───── Records supplied ─────

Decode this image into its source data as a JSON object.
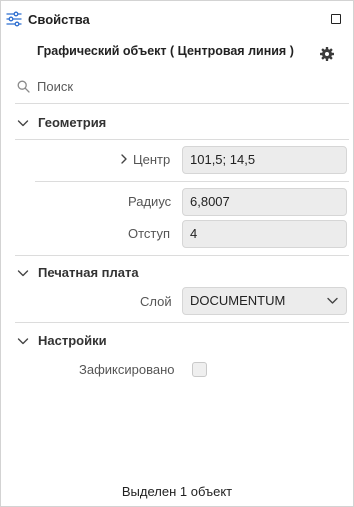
{
  "header": {
    "title": "Свойства",
    "icon": "sliders-icon",
    "maximize_icon": "square-icon"
  },
  "object_title": "Графический объект ( Центровая линия )",
  "search": {
    "placeholder": "Поиск",
    "value": ""
  },
  "sections": {
    "geometry": {
      "label": "Геометрия",
      "center": {
        "label": "Центр",
        "value": "101,5; 14,5"
      },
      "radius": {
        "label": "Радиус",
        "value": "6,8007"
      },
      "offset": {
        "label": "Отступ",
        "value": "4"
      }
    },
    "pcb": {
      "label": "Печатная плата",
      "layer": {
        "label": "Слой",
        "value": "DOCUMENTUM"
      }
    },
    "settings": {
      "label": "Настройки",
      "fixed": {
        "label": "Зафиксировано",
        "checked": false
      }
    }
  },
  "status": "Выделен 1 объект",
  "colors": {
    "field_bg": "#ececec",
    "border": "#d6d6d6",
    "divider": "#dcdcdc",
    "text": "#222222"
  }
}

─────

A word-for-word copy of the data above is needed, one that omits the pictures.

Answer box –
Decode this image into its source data as a JSON object.
{
  "header": {
    "title": "Свойства",
    "icon": "sliders-icon",
    "maximize_icon": "square-icon"
  },
  "object_title": "Графический объект ( Центровая линия )",
  "search": {
    "placeholder": "Поиск",
    "value": ""
  },
  "sections": {
    "geometry": {
      "label": "Геометрия",
      "center": {
        "label": "Центр",
        "value": "101,5; 14,5"
      },
      "radius": {
        "label": "Радиус",
        "value": "6,8007"
      },
      "offset": {
        "label": "Отступ",
        "value": "4"
      }
    },
    "pcb": {
      "label": "Печатная плата",
      "layer": {
        "label": "Слой",
        "value": "DOCUMENTUM"
      }
    },
    "settings": {
      "label": "Настройки",
      "fixed": {
        "label": "Зафиксировано",
        "checked": false
      }
    }
  },
  "status": "Выделен 1 объект",
  "colors": {
    "field_bg": "#ececec",
    "border": "#d6d6d6",
    "divider": "#dcdcdc",
    "text": "#222222"
  }
}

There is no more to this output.